◆ How to complete this task:
Could you filter the listing for lines with the word "Andrew" and return them?
---+---
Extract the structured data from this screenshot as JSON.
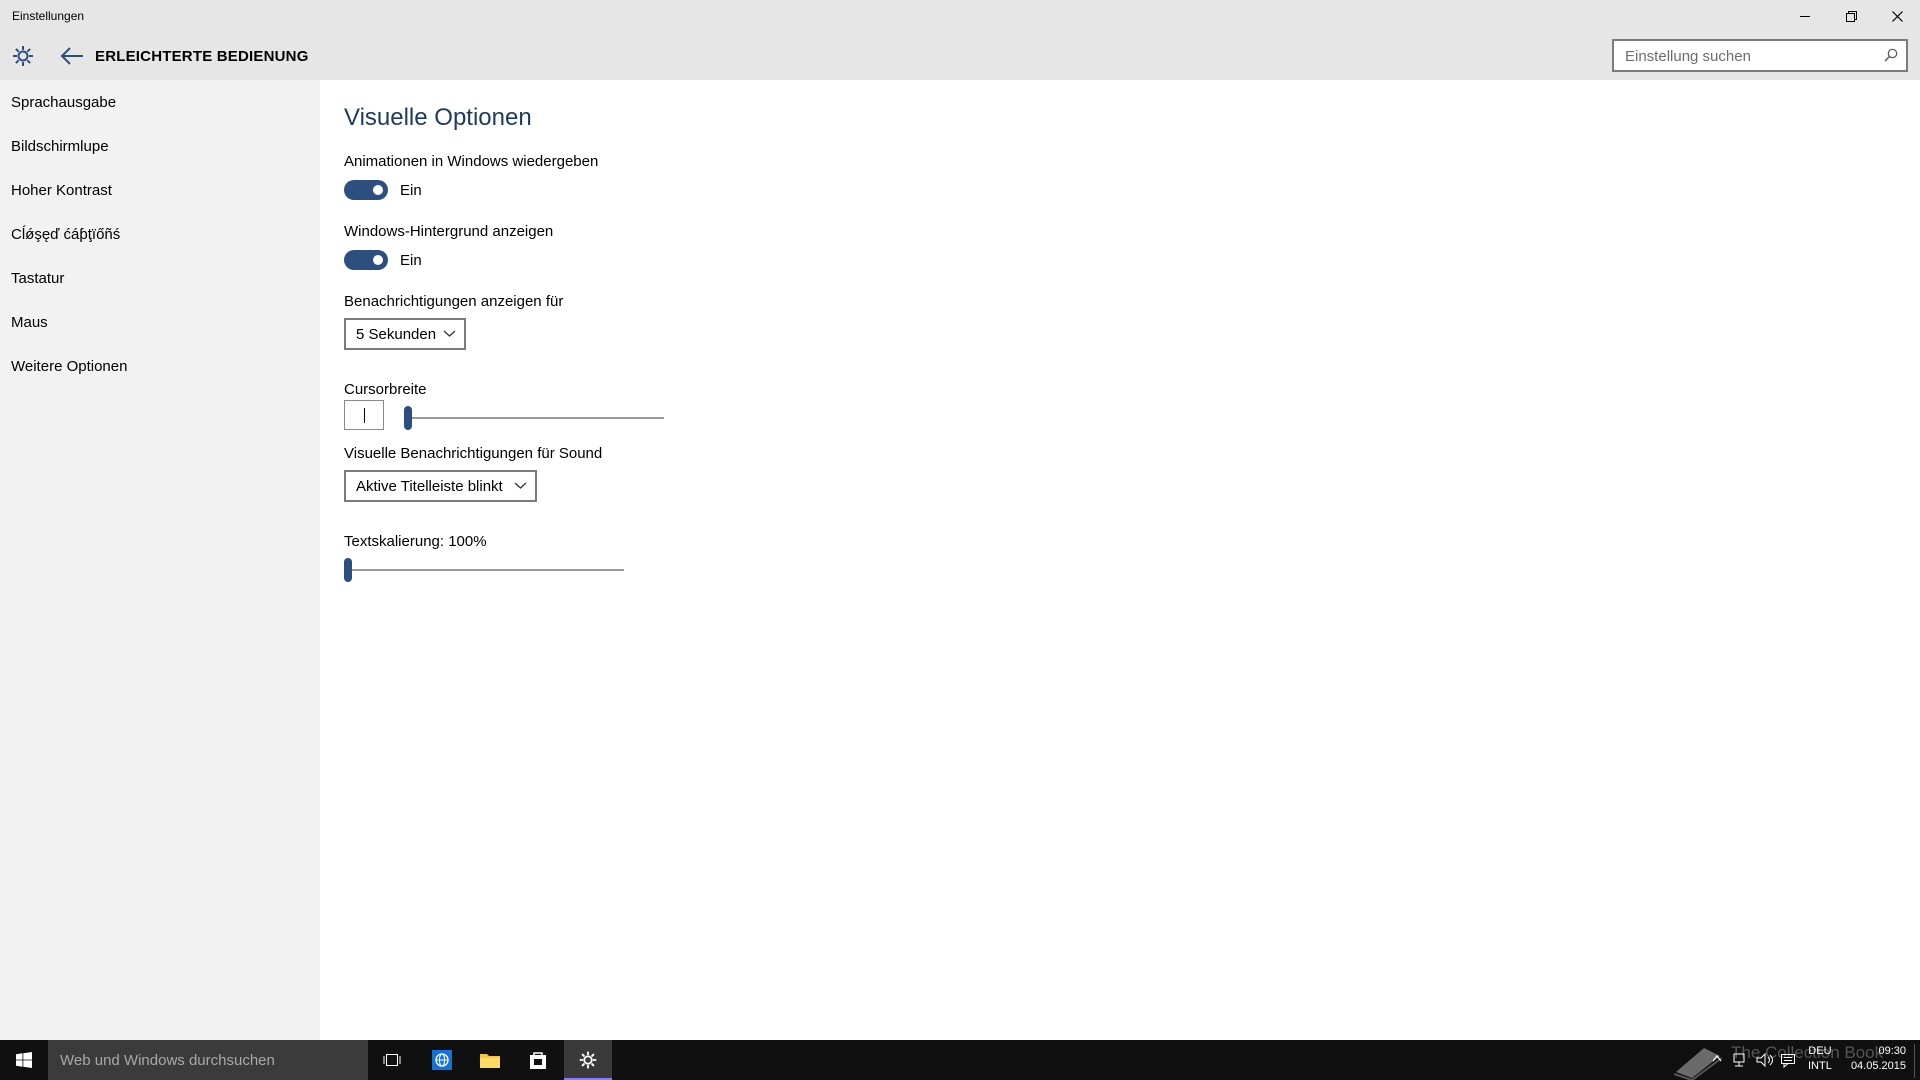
{
  "window": {
    "title": "Einstellungen"
  },
  "header": {
    "section_title": "ERLEICHTERTE BEDIENUNG",
    "search_placeholder": "Einstellung suchen"
  },
  "sidebar": {
    "items": [
      {
        "label": "Sprachausgabe"
      },
      {
        "label": "Bildschirmlupe"
      },
      {
        "label": "Hoher Kontrast"
      },
      {
        "label": "Cĺǿşęď ćáƥţïőñś"
      },
      {
        "label": "Tastatur"
      },
      {
        "label": "Maus"
      },
      {
        "label": "Weitere Optionen"
      }
    ]
  },
  "main": {
    "title": "Visuelle Optionen",
    "animations": {
      "label": "Animationen in Windows wiedergeben",
      "state": "Ein",
      "on": true
    },
    "background": {
      "label": "Windows-Hintergrund anzeigen",
      "state": "Ein",
      "on": true
    },
    "notifications": {
      "label": "Benachrichtigungen anzeigen für",
      "value": "5 Sekunden"
    },
    "cursor": {
      "label": "Cursorbreite",
      "value": 1
    },
    "sound_notifications": {
      "label": "Visuelle Benachrichtigungen für Sound",
      "value": "Aktive Titelleiste blinkt"
    },
    "text_scaling": {
      "label": "Textskalierung: 100%",
      "value_percent": 100
    }
  },
  "taskbar": {
    "search_placeholder": "Web und Windows durchsuchen",
    "language": "DEU",
    "layout": "INTL",
    "time": "09:30",
    "date": "04.05.2015",
    "watermark": "The Collection Book"
  },
  "colors": {
    "accent": "#2c4f7f",
    "title_text": "#1e3a5c",
    "chrome": "#e6e6e6",
    "sidebar": "#f2f2f2",
    "taskbar": "#101010"
  }
}
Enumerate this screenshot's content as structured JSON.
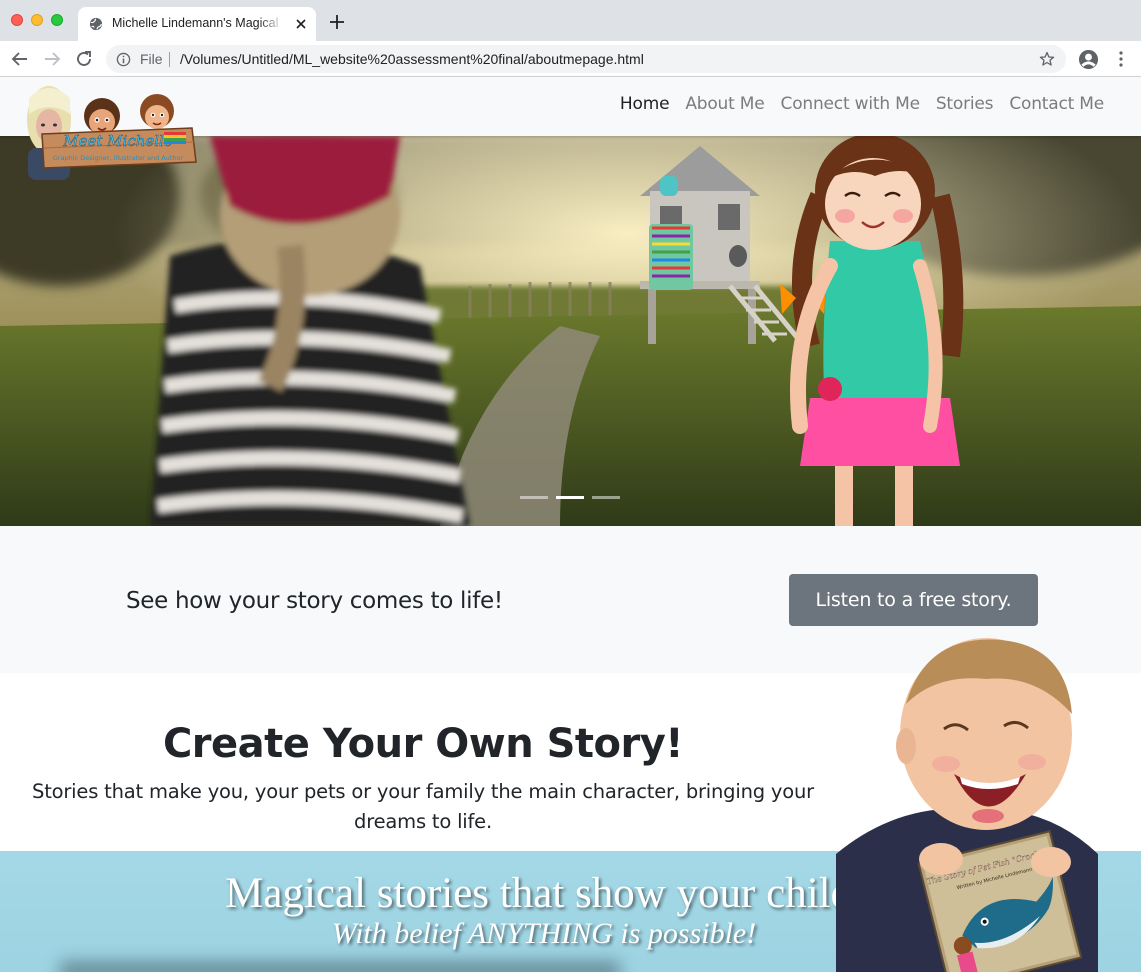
{
  "browser": {
    "tab_title": "Michelle Lindemann's Magical Stories",
    "url_scheme_label": "File",
    "url": "/Volumes/Untitled/ML_website%20assessment%20final/aboutmepage.html"
  },
  "logo": {
    "text_main": "Meet Michelle",
    "text_sub": "Graphic Designer, Illustrator and Author"
  },
  "nav": {
    "items": [
      {
        "label": "Home",
        "active": true
      },
      {
        "label": "About Me",
        "active": false
      },
      {
        "label": "Connect with Me",
        "active": false
      },
      {
        "label": "Stories",
        "active": false
      },
      {
        "label": "Contact Me",
        "active": false
      }
    ]
  },
  "carousel": {
    "slide_count": 3,
    "active_index": 1
  },
  "cta": {
    "text": "See how your story comes to life!",
    "button_label": "Listen to a free story."
  },
  "create": {
    "heading": "Create Your Own Story!",
    "text": "Stories that make you, your pets or your family the main character, bringing your dreams to life."
  },
  "banner": {
    "line1": "Magical stories that show your child,",
    "line2": "With belief ANYTHING is possible!"
  },
  "book": {
    "title": "The Story of Pet Fish \"Croaked!\"",
    "author": "Written by Michelle Lindemann"
  },
  "colors": {
    "nav_bg": "#f8f9fa",
    "cta_button_bg": "#6c757d",
    "banner_bg": "#a4d8e6",
    "tab_strip_bg": "#dee1e6"
  }
}
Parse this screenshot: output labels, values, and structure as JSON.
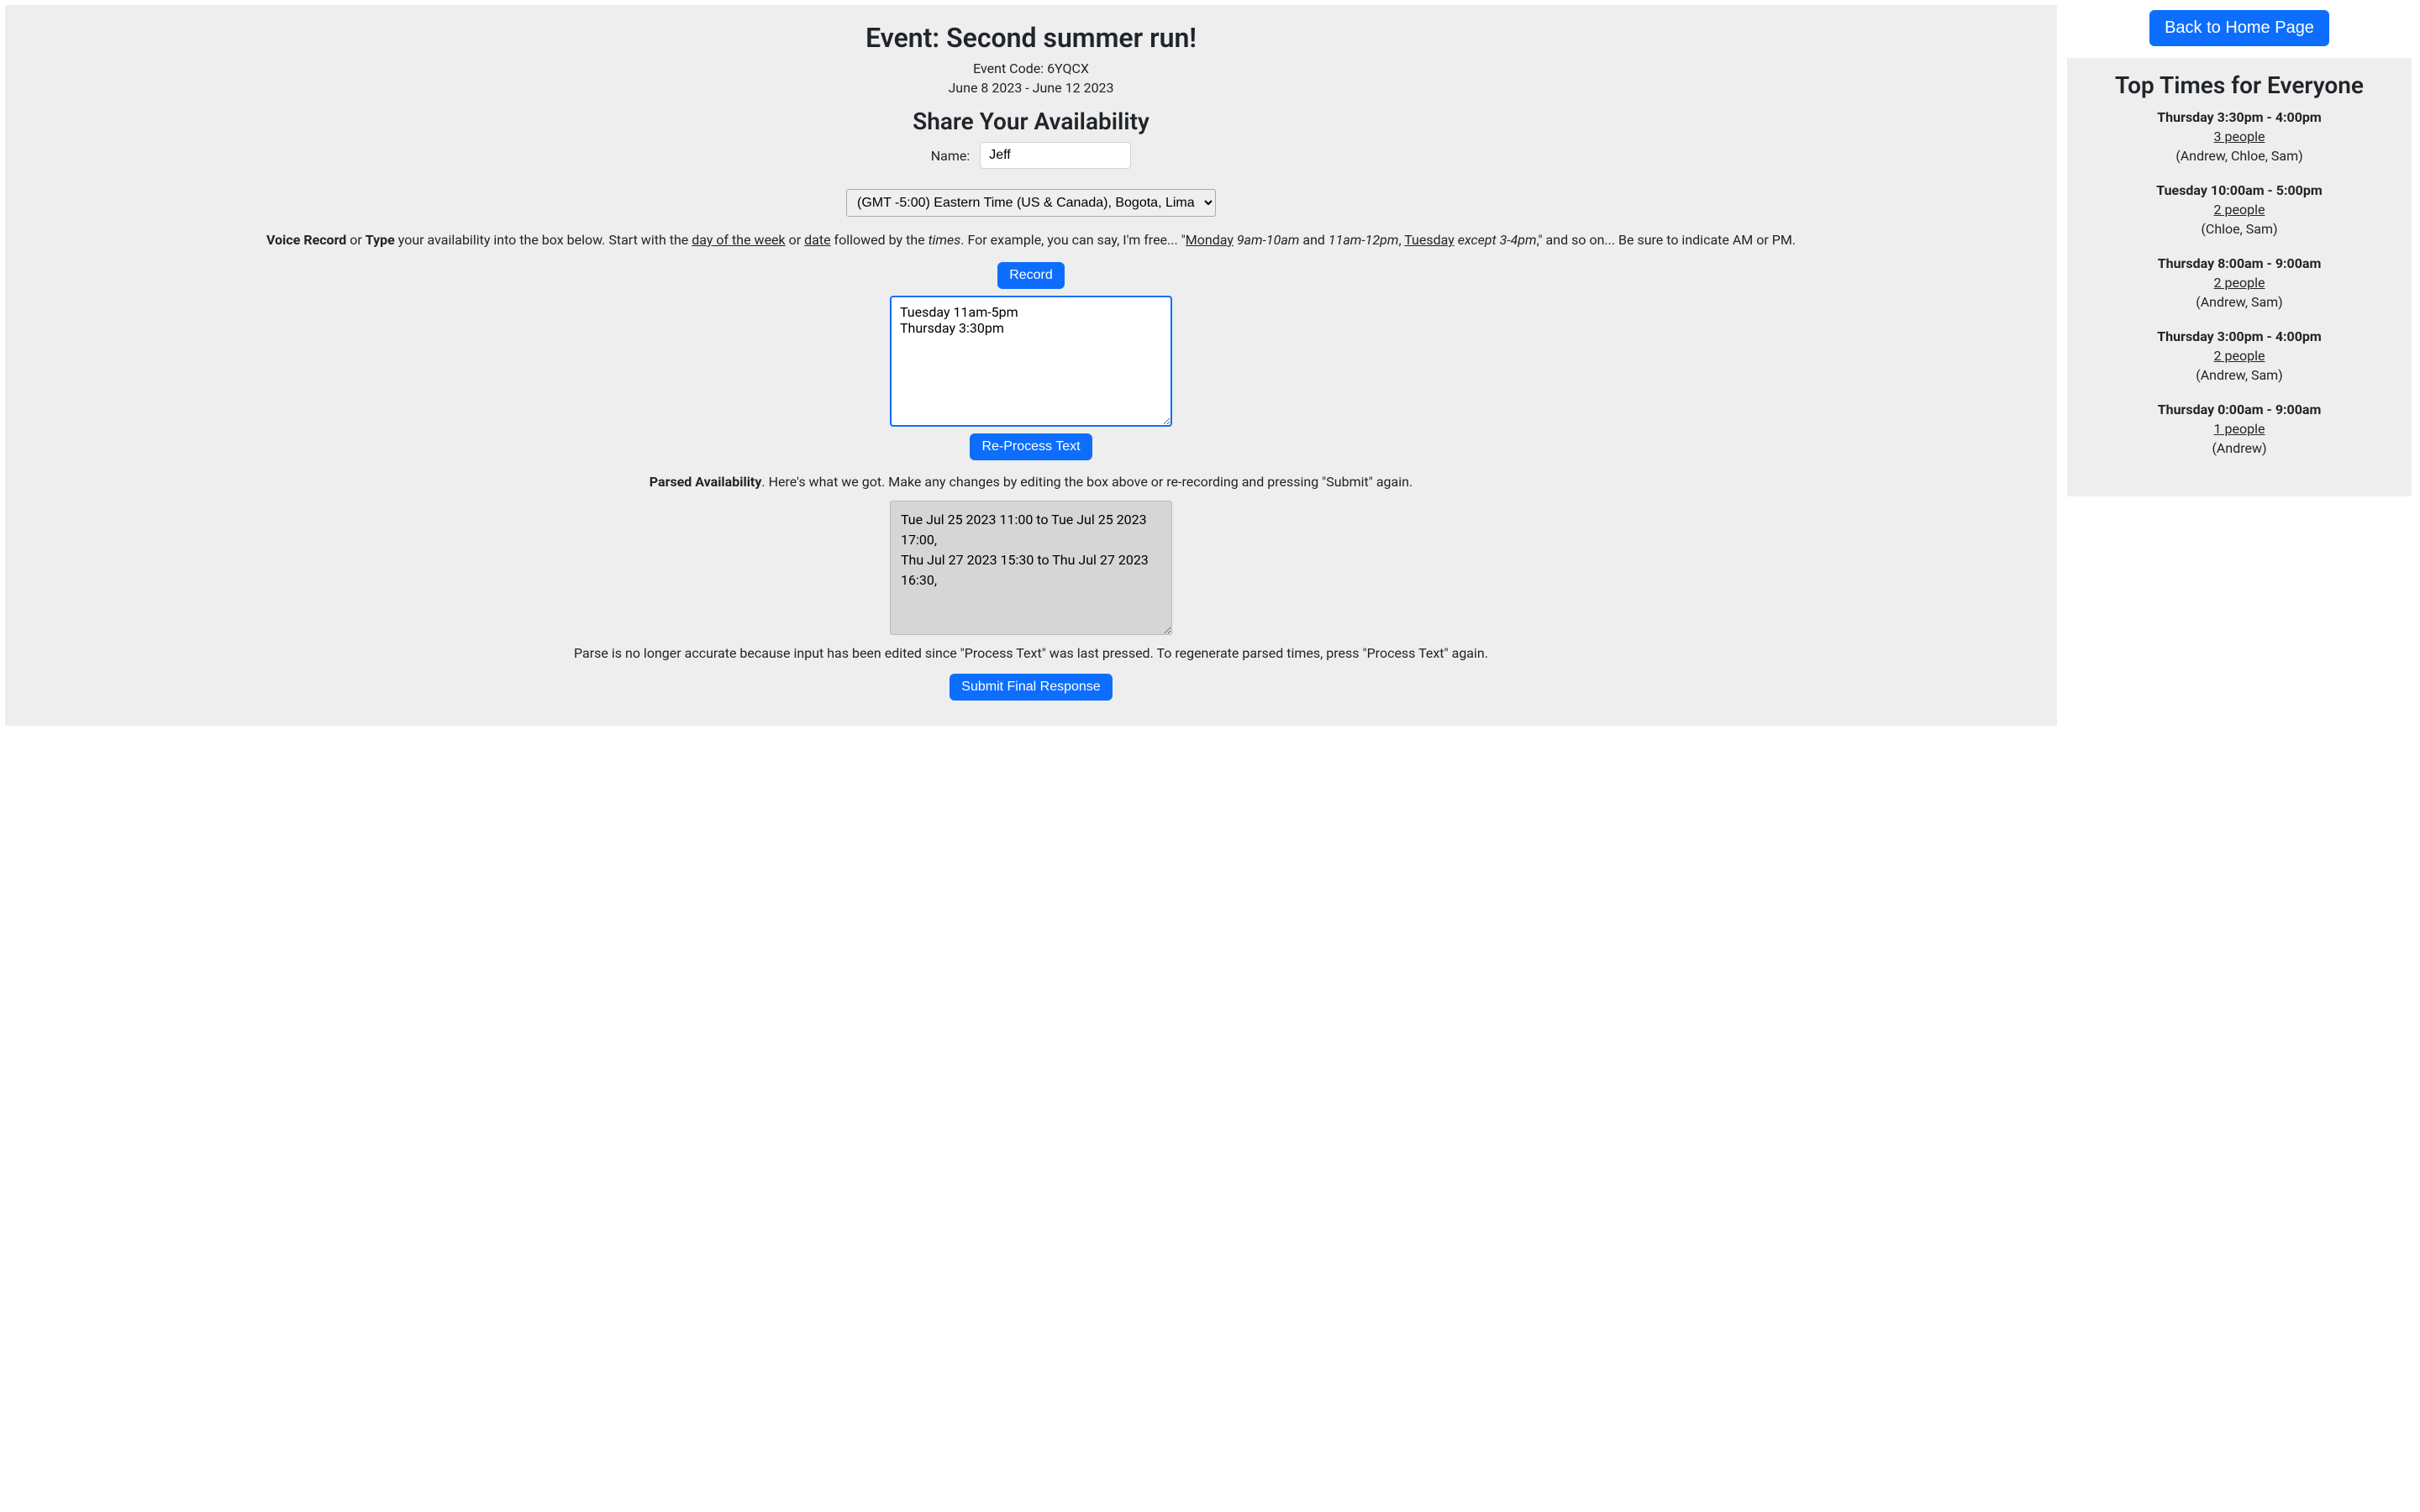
{
  "event": {
    "title": "Event: Second summer run!",
    "code_line": "Event Code: 6YQCX",
    "dates": "June 8 2023 - June 12 2023"
  },
  "share": {
    "heading": "Share Your Availability",
    "name_label": "Name:",
    "name_value": "Jeff",
    "timezone_selected": "(GMT -5:00) Eastern Time (US & Canada), Bogota, Lima",
    "record_button": "Record",
    "reprocess_button": "Re-Process Text",
    "submit_button": "Submit Final Response",
    "availability_text": "Tuesday 11am-5pm\nThursday 3:30pm",
    "parsed_text": "Tue Jul 25 2023 11:00 to Tue Jul 25 2023 17:00,\nThu Jul 27 2023 15:30 to Thu Jul 27 2023 16:30,",
    "stale_warning": "Parse is no longer accurate because input has been edited since \"Process Text\" was last pressed. To regenerate parsed times, press \"Process Text\" again."
  },
  "instructions": {
    "voice_record": "Voice Record",
    "or": " or ",
    "type": "Type",
    "rest1": " your availability into the box below. Start with the ",
    "dow": "day of the week",
    "or2": " or ",
    "date": "date",
    "rest2": " followed by the ",
    "times_word": "times",
    "rest3": ". For example, you can say, I'm free... \"",
    "monday": "Monday",
    "ex1": " 9am-10am",
    "and": " and ",
    "ex2": "11am-12pm",
    "comma": ", ",
    "tuesday": "Tuesday",
    "ex3": " except 3-4pm",
    "rest4": ",\" and so on... Be sure to indicate AM or PM."
  },
  "parsed_label": {
    "strong": "Parsed Availability",
    "rest": ". Here's what we got. Make any changes by editing the box above or re-recording and pressing \"Submit\" again."
  },
  "right": {
    "home_button": "Back to Home Page",
    "panel_title": "Top Times for Everyone",
    "slots": [
      {
        "time": "Thursday 3:30pm - 4:00pm",
        "count": "3 people",
        "people": "(Andrew, Chloe, Sam)"
      },
      {
        "time": "Tuesday 10:00am - 5:00pm",
        "count": "2 people",
        "people": "(Chloe, Sam)"
      },
      {
        "time": "Thursday 8:00am - 9:00am",
        "count": "2 people",
        "people": "(Andrew, Sam)"
      },
      {
        "time": "Thursday 3:00pm - 4:00pm",
        "count": "2 people",
        "people": "(Andrew, Sam)"
      },
      {
        "time": "Thursday 0:00am - 9:00am",
        "count": "1 people",
        "people": "(Andrew)"
      }
    ]
  }
}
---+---
◆ Response to the task:
        "people": "(Andrew, Chloe, Sam)"
        "people": "(Andrew, Sam)"
        "people": "(Andrew, Sam)"
        "people": "(Andrew)"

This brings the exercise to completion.